> [Activity] Below are records; count the lines in them that hold "this" and give only the count.

Records drawn from a dataset
•••••

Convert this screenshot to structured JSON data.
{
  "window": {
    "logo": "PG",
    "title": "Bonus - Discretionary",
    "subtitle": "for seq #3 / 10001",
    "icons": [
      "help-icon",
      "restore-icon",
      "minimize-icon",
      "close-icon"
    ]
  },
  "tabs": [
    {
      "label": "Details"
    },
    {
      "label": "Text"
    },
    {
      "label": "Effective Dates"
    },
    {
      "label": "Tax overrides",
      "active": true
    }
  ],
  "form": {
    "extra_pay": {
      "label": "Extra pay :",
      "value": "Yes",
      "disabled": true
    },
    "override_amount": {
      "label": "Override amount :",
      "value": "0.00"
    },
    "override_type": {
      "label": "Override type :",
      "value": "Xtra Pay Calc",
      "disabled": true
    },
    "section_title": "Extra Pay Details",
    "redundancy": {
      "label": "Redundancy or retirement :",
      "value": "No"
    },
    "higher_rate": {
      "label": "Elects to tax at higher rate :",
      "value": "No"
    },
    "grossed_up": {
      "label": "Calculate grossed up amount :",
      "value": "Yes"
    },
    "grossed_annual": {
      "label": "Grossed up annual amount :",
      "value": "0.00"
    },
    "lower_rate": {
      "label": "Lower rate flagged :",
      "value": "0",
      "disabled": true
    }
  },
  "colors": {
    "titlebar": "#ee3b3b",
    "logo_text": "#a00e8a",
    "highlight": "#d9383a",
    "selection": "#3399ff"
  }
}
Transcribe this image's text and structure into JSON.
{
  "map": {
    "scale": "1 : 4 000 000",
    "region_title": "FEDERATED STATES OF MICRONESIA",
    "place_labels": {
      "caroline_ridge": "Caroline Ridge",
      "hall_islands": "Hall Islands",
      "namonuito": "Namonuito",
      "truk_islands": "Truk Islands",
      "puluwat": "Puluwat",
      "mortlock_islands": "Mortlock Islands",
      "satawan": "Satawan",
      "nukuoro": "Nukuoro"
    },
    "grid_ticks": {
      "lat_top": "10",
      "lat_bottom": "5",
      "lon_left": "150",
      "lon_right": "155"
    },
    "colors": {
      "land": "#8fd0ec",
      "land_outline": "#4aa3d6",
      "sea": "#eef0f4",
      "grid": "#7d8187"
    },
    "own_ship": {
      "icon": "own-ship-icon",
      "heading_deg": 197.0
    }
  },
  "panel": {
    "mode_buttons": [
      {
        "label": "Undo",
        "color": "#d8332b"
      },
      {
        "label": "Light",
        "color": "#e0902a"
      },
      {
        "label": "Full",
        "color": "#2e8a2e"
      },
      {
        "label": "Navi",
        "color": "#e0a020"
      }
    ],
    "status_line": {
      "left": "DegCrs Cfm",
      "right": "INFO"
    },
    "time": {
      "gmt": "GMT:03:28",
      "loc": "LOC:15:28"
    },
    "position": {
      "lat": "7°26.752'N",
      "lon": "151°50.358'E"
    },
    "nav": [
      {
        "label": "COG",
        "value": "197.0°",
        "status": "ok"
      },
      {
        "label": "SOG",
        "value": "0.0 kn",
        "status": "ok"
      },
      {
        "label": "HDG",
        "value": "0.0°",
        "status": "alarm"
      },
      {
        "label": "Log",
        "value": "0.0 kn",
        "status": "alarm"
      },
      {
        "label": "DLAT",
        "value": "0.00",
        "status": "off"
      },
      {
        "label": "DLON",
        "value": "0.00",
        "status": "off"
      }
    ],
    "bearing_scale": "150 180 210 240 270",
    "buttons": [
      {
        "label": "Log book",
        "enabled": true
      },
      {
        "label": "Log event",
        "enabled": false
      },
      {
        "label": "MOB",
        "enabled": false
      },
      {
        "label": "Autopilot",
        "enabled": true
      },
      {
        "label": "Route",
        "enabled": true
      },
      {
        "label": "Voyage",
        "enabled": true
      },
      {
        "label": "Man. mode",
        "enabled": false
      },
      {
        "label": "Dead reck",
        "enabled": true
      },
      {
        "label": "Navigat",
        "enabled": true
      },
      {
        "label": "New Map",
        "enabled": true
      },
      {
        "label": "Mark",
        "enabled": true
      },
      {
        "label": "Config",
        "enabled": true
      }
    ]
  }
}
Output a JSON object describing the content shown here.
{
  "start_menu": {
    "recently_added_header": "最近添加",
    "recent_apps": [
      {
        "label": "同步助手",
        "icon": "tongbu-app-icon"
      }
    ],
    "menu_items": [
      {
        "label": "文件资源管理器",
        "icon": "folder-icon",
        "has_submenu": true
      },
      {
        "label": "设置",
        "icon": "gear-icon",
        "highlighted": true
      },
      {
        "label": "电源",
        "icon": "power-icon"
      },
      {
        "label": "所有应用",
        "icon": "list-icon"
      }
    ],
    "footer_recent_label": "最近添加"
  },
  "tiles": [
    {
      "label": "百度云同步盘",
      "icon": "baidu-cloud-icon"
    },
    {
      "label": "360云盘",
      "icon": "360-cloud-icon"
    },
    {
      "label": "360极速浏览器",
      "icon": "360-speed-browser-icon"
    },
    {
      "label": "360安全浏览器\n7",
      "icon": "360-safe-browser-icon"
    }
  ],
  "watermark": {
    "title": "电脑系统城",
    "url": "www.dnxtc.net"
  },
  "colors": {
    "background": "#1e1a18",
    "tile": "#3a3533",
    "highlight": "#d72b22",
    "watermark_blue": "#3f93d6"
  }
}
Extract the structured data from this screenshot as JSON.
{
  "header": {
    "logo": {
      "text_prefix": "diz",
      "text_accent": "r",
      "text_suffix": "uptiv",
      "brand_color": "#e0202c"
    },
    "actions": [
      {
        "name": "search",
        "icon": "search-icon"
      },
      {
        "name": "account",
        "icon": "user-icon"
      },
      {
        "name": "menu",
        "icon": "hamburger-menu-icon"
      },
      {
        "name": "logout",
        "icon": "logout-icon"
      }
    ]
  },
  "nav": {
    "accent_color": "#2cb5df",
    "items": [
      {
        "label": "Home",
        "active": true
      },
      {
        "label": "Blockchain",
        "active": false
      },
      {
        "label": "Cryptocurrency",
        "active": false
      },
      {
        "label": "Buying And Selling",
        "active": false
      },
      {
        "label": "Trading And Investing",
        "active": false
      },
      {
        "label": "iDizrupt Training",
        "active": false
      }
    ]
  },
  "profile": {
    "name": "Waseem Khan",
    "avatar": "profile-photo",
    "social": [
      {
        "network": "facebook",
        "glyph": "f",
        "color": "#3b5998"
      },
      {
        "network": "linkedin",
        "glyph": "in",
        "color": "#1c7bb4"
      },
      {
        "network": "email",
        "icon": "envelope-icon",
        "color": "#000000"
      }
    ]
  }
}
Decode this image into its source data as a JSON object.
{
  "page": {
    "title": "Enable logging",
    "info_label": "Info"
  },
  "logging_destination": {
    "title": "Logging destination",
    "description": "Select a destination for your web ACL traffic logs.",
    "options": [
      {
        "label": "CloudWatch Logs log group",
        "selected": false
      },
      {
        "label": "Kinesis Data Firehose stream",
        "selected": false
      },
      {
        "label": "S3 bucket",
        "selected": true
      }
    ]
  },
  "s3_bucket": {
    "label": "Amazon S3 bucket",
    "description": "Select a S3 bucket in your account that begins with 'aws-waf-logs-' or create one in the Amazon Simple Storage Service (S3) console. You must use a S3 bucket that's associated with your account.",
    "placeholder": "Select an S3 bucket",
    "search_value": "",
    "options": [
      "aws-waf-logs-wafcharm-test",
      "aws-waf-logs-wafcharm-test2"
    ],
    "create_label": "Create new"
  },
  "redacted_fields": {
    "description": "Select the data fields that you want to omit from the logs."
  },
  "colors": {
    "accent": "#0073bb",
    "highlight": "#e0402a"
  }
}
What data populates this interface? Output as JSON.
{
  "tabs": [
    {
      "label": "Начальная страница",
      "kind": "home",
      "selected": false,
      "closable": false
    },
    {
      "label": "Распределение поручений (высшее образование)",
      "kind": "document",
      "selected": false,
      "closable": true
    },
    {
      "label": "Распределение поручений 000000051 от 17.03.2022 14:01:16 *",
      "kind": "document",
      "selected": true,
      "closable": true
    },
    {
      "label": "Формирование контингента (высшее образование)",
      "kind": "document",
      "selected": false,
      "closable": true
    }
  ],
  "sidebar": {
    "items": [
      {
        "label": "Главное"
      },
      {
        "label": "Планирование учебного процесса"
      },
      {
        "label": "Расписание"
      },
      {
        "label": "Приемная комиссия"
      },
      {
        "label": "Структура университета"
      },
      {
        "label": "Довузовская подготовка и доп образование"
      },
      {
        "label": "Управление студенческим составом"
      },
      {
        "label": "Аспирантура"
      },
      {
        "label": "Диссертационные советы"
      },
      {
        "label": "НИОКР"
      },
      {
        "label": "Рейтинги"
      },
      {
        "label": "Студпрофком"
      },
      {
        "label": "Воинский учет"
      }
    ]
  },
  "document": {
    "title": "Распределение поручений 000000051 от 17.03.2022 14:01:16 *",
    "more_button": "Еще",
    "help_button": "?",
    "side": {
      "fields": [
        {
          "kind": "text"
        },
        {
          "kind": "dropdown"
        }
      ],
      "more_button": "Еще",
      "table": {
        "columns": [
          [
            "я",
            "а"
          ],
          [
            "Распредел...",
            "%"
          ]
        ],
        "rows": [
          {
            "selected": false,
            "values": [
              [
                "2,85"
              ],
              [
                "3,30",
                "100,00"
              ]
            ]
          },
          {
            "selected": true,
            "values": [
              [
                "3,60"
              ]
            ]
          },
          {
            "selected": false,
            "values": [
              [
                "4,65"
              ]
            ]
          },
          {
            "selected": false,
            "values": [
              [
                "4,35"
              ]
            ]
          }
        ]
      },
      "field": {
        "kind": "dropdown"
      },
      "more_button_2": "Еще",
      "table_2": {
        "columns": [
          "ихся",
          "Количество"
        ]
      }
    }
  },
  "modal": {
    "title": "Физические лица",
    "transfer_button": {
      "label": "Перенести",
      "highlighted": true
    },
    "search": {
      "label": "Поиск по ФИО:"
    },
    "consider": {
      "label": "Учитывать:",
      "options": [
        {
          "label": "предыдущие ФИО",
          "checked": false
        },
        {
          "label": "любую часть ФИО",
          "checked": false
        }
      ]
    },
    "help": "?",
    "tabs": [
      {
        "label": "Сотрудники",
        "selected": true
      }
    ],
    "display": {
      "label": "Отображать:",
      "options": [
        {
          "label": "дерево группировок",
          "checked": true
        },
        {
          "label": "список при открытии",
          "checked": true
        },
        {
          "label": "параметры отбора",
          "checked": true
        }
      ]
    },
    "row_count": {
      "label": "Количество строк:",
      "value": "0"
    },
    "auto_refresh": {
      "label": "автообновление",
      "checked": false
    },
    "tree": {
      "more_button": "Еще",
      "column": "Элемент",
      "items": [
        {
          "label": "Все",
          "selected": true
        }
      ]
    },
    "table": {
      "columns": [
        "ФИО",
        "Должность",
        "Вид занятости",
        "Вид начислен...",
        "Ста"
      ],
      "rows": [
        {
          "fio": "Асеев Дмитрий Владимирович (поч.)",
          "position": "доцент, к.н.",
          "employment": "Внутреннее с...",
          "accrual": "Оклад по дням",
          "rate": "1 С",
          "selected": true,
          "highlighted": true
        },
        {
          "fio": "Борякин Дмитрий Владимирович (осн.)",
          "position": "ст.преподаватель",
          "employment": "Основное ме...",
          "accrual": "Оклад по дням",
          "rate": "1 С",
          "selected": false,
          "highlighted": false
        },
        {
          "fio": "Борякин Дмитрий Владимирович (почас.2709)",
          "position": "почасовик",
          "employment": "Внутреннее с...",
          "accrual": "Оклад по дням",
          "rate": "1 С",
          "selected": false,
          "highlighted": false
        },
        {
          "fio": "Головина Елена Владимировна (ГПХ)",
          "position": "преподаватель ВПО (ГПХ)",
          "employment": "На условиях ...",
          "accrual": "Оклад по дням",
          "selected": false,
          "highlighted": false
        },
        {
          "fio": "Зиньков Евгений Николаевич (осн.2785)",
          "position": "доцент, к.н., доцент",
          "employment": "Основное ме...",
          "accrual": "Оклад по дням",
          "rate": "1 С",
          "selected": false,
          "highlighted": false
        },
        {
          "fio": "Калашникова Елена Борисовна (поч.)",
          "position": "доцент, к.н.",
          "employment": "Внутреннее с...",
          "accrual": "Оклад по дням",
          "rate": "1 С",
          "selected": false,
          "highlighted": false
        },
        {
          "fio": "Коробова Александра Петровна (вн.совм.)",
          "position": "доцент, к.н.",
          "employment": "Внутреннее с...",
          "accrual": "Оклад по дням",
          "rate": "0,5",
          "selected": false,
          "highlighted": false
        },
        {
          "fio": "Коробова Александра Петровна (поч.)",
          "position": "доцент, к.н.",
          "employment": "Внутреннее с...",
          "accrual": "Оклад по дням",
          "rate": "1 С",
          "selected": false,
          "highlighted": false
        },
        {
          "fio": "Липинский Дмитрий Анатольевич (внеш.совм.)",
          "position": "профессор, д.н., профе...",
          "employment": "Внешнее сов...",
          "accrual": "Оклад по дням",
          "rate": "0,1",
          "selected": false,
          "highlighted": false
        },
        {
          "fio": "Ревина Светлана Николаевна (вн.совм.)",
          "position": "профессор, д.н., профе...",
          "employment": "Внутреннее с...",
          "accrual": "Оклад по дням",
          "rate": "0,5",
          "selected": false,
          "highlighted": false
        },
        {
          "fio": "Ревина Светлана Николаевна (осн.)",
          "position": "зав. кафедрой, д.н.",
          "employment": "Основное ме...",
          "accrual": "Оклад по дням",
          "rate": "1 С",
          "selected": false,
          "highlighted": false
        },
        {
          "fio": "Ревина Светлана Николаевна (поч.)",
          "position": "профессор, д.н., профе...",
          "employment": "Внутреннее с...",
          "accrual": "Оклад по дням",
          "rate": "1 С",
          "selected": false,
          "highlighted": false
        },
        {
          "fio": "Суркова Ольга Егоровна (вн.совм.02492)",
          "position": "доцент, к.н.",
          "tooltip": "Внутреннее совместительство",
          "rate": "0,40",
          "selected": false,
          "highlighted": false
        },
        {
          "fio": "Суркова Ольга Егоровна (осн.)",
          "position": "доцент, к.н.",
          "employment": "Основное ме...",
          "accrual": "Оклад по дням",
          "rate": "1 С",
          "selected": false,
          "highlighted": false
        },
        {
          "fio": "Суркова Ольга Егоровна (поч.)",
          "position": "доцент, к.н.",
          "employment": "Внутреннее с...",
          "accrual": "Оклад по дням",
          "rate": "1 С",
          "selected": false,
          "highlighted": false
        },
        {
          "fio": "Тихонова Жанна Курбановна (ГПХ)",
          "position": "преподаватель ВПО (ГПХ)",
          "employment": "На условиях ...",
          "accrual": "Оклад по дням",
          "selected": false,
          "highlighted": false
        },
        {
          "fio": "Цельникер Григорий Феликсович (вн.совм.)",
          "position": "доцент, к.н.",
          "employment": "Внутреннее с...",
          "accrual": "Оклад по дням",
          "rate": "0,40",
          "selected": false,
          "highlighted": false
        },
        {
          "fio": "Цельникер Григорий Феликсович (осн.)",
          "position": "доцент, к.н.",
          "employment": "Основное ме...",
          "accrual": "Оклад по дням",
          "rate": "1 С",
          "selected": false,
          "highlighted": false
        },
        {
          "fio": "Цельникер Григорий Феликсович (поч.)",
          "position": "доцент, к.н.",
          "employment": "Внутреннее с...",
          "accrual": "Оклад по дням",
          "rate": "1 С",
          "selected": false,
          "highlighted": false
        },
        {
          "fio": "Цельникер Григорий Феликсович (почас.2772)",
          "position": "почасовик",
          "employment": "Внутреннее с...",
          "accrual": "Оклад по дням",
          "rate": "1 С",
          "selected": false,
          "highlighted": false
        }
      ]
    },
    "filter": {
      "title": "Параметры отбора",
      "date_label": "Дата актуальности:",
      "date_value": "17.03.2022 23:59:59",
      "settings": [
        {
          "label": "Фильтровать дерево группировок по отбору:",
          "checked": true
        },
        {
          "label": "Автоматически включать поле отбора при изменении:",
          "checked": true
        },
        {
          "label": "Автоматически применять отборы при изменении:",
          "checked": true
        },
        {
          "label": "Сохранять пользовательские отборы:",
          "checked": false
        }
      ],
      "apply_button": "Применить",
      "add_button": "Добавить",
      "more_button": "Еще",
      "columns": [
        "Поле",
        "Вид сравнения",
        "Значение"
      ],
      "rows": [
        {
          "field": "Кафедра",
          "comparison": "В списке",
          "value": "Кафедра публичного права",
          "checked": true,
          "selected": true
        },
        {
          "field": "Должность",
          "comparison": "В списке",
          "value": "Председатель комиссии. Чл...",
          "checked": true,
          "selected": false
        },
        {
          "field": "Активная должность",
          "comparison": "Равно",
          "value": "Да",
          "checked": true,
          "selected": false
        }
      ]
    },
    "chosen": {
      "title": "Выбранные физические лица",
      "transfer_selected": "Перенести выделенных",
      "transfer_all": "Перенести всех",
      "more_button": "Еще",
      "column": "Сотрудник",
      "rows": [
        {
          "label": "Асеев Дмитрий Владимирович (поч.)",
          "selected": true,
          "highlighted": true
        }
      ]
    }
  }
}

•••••

> [Result] 5